In this form of grazing, two different types of livestock, with different nutritional requirements graze in groups. For instance, the dairy producer may let pregnant or lactating cows graze a paddock with the most nutritious forage first, and then allow the older cows to graze the leftovers.
In strip grazing, animals are confined to a certain strip of pasture for rapid grazing for a short time. This invariably forces the animals to not be picky eaters and instead, pluck whatever mouthful of pasture they can get their teeth on! Just like fooling little ones to eat broccoli by perhaps mashing it into pizza paste, here, farmers use this method to fool their cows into eating forage types that are perhaps not their most favorite species. This method also makes cows eat more than they usually might, thus leading to a healthy weight gain.
Rest rotation grazing was first developed to improve pasture conditions by allowing it to rest for a minimum of one year! Whoa!
Sometimes, two pastures/paddocks are left without grazing for even as long as two years, to optimise the quality of cover. Studies have proven that the increased levels of residual herbage in the rested pastures provided long-lasting benefits for livestock that stood to gain from these high nutrient plant covers.
This form of grazing system is based on the different seasons in a year and includes four to eight pastures with one grazing period per season in each pasture. It also follows moderate stocking rates.
Every year, the order in which the pastures are grazed can be used to maintain higher levels of vigor in preferred plant species, improve the pasture condition and boost recovery of the disturbed areas.
This grazing system is well-suited for seasonal rotation. The dormant-season and growing-season can be rotated among pastures over the years as is feasible.
That sums up the different rotational grazing systems. For more information read our detailed guide on various rotational grazing systems.
Practicing rotational grazing on your farm?

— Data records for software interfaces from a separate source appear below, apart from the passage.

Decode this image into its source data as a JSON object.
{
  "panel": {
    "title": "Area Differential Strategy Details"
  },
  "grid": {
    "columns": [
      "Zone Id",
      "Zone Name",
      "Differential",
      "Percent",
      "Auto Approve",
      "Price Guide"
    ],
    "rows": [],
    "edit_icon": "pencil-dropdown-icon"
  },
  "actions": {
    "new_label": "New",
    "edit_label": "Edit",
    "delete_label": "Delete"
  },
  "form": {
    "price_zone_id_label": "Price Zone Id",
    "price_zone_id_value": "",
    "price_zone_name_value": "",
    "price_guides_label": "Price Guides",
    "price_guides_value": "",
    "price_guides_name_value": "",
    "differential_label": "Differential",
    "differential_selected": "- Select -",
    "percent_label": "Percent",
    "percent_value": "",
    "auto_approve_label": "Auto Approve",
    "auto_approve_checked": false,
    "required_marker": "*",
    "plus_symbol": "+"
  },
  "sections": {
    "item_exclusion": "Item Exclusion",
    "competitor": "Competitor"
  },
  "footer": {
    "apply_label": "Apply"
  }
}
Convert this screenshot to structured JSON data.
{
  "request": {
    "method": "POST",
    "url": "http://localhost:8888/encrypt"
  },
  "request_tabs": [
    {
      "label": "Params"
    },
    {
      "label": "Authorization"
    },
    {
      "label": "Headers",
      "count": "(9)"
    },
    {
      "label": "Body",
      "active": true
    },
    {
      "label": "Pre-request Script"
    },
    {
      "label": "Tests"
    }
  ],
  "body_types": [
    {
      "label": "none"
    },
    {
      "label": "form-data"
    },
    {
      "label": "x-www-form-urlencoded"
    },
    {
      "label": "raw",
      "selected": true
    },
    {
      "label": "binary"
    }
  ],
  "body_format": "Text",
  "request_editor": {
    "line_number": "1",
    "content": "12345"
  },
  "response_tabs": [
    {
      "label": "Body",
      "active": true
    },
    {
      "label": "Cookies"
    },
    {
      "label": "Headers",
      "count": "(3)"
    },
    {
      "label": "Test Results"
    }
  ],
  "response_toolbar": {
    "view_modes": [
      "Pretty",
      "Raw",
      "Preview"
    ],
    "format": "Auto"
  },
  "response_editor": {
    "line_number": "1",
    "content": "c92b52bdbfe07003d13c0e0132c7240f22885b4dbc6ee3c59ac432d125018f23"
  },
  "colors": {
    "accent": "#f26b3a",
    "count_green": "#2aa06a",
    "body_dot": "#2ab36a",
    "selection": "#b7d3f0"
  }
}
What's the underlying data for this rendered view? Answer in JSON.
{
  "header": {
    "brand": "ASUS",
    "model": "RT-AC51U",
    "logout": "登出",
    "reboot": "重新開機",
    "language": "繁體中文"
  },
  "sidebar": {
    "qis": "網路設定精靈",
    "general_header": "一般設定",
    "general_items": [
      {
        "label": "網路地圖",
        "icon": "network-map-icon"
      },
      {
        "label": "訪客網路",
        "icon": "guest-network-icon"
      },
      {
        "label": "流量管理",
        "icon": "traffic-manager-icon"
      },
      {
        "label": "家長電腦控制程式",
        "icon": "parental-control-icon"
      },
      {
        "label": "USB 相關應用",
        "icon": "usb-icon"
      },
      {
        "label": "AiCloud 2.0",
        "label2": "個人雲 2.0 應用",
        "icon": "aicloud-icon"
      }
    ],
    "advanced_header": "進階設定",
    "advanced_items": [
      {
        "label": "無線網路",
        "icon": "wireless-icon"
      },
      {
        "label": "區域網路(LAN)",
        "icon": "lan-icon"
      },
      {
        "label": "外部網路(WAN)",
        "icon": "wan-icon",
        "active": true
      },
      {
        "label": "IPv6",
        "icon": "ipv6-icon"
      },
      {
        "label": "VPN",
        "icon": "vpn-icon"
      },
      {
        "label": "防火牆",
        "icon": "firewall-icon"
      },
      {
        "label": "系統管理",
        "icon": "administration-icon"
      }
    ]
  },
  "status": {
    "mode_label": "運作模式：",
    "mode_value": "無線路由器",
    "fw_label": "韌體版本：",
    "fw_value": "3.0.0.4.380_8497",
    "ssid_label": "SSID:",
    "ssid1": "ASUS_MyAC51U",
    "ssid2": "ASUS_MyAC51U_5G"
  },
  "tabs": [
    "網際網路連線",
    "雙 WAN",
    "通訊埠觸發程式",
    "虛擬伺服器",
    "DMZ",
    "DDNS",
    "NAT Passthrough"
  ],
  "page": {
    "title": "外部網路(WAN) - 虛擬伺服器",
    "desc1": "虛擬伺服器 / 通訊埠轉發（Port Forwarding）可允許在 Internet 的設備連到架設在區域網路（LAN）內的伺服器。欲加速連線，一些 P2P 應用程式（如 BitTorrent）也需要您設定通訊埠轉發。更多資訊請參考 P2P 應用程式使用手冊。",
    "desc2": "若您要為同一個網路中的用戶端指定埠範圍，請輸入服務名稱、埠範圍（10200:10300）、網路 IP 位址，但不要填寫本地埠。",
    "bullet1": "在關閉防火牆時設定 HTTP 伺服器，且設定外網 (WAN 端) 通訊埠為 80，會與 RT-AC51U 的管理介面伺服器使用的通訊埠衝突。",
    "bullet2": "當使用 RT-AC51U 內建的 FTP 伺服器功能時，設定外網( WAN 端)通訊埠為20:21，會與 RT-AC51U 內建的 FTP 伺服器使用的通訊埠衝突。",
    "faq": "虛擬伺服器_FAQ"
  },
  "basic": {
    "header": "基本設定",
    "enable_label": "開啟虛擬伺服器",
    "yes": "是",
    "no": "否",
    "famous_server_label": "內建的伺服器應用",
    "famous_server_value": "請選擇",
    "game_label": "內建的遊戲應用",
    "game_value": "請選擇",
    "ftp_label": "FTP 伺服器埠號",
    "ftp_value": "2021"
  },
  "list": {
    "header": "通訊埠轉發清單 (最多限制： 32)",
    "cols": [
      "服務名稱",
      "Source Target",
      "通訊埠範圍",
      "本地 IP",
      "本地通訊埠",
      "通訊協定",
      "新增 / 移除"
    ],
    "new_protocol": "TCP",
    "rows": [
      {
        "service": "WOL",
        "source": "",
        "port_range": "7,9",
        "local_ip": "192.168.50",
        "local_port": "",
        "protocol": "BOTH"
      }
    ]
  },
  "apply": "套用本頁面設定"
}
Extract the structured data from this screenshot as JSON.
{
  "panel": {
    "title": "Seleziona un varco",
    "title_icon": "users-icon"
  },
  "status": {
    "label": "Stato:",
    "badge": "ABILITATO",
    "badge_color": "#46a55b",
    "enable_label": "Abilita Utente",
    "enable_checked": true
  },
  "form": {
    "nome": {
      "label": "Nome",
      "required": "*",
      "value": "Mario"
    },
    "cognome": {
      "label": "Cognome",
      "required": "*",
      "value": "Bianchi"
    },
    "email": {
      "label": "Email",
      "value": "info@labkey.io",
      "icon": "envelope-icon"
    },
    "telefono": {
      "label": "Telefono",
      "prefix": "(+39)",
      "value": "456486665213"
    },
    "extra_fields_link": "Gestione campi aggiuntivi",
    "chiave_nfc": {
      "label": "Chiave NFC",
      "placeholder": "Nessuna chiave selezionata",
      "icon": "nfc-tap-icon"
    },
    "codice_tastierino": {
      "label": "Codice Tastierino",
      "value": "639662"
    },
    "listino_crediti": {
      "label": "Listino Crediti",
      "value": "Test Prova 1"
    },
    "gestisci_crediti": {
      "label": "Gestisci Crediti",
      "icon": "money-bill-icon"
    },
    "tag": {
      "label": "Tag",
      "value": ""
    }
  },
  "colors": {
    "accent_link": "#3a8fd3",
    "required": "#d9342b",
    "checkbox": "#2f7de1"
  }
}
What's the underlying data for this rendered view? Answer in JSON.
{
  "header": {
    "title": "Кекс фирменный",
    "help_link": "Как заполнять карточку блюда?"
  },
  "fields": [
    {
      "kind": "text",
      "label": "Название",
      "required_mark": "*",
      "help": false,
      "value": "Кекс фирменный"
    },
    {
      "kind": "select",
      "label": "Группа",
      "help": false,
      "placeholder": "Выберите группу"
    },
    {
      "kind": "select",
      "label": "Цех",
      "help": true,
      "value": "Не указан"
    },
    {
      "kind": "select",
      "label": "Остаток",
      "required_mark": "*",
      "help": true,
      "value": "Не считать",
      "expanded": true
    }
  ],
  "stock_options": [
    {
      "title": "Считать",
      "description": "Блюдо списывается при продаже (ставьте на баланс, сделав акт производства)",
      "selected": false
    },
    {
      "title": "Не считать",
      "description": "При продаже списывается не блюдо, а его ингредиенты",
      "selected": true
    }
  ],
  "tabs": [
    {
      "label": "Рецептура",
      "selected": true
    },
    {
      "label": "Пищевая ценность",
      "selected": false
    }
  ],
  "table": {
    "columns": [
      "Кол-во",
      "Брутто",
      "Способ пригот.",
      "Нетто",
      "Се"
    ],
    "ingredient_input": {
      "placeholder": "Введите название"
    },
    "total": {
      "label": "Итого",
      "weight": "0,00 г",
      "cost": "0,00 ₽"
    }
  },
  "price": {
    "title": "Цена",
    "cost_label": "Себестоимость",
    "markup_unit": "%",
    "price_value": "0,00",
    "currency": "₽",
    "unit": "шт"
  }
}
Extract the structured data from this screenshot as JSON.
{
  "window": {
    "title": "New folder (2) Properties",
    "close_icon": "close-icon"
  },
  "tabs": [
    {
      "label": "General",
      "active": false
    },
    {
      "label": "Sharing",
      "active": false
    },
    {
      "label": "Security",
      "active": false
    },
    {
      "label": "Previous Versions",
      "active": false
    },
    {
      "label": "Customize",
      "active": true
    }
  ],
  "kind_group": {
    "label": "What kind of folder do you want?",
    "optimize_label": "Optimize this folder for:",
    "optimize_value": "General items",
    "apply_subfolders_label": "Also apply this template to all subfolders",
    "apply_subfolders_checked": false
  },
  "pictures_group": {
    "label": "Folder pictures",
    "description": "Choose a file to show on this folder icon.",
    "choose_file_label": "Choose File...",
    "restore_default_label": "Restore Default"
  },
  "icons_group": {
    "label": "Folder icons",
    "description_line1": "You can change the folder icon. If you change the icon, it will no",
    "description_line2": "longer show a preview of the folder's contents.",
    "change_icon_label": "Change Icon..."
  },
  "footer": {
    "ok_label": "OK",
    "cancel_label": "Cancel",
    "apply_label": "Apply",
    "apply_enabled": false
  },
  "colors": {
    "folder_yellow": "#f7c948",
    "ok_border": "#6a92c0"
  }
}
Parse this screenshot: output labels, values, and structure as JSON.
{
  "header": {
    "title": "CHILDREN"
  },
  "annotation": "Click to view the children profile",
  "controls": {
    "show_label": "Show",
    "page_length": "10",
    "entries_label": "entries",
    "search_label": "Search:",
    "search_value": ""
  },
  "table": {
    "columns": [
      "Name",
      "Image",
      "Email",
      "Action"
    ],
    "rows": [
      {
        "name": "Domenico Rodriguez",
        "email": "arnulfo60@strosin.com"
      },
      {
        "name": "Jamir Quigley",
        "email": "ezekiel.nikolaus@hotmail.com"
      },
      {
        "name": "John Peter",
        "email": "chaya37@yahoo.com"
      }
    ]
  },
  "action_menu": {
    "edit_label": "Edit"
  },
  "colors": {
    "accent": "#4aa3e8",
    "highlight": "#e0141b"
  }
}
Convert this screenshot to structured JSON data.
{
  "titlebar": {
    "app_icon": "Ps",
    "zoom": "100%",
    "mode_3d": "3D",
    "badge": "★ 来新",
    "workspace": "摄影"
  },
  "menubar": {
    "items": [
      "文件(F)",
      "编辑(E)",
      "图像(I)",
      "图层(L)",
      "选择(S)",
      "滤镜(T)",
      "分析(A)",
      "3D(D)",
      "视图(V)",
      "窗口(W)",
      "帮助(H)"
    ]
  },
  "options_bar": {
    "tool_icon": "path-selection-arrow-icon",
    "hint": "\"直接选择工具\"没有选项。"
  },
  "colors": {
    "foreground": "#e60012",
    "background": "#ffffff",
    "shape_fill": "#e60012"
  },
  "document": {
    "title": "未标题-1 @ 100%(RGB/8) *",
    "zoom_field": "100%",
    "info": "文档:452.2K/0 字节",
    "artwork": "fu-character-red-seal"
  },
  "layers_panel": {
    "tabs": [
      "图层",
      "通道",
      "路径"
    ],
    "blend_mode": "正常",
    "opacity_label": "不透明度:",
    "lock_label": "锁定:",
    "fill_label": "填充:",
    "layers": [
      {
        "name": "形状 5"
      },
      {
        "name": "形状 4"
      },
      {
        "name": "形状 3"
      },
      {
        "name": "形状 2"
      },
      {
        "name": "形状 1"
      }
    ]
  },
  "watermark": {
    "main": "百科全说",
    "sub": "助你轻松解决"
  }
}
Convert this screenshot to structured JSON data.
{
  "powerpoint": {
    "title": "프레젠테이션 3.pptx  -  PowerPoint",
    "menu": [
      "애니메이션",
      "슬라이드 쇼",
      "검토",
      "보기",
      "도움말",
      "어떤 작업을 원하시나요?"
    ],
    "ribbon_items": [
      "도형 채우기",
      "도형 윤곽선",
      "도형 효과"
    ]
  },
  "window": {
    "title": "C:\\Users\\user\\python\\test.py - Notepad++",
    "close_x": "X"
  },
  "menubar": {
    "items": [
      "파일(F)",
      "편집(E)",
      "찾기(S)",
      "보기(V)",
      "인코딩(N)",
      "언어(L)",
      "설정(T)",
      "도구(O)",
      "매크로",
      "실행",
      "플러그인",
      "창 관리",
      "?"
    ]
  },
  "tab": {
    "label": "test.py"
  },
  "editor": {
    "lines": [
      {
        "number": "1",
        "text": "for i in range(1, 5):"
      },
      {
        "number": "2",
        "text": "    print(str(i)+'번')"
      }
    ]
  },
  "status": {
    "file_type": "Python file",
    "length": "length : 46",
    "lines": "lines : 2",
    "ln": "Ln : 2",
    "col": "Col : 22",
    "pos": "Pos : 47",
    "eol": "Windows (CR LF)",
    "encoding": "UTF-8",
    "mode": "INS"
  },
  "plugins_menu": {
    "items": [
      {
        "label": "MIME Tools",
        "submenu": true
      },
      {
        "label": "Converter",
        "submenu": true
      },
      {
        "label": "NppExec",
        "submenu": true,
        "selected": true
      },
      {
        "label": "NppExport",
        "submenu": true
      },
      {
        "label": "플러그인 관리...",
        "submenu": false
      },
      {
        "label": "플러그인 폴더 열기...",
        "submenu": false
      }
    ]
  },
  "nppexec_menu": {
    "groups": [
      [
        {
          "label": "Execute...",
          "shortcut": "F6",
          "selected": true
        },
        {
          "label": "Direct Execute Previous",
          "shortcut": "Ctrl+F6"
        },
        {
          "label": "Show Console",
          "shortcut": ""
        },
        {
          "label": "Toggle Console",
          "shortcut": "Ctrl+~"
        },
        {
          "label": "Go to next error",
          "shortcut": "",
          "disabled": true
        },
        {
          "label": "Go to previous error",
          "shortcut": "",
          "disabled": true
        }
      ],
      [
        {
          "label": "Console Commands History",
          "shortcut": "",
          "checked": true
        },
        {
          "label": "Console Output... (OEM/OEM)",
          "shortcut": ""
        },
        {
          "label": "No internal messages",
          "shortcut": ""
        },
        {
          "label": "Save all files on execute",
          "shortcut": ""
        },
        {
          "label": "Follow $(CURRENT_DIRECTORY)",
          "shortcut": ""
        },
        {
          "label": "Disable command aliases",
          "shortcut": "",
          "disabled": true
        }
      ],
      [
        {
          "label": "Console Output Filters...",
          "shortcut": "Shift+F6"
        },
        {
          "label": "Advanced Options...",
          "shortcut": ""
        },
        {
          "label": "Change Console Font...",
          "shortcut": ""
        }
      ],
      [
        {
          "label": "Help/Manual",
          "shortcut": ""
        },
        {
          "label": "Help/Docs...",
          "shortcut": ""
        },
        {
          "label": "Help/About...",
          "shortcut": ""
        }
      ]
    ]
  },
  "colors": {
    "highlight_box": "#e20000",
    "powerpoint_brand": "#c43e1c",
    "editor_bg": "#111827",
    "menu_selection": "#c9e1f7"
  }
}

Use our free farm records management platform or upgrade to our automatic pasture measurement service.
Until we meet again, happy farming!
- The Dedicated Team of Pasture.io, 05 May 2021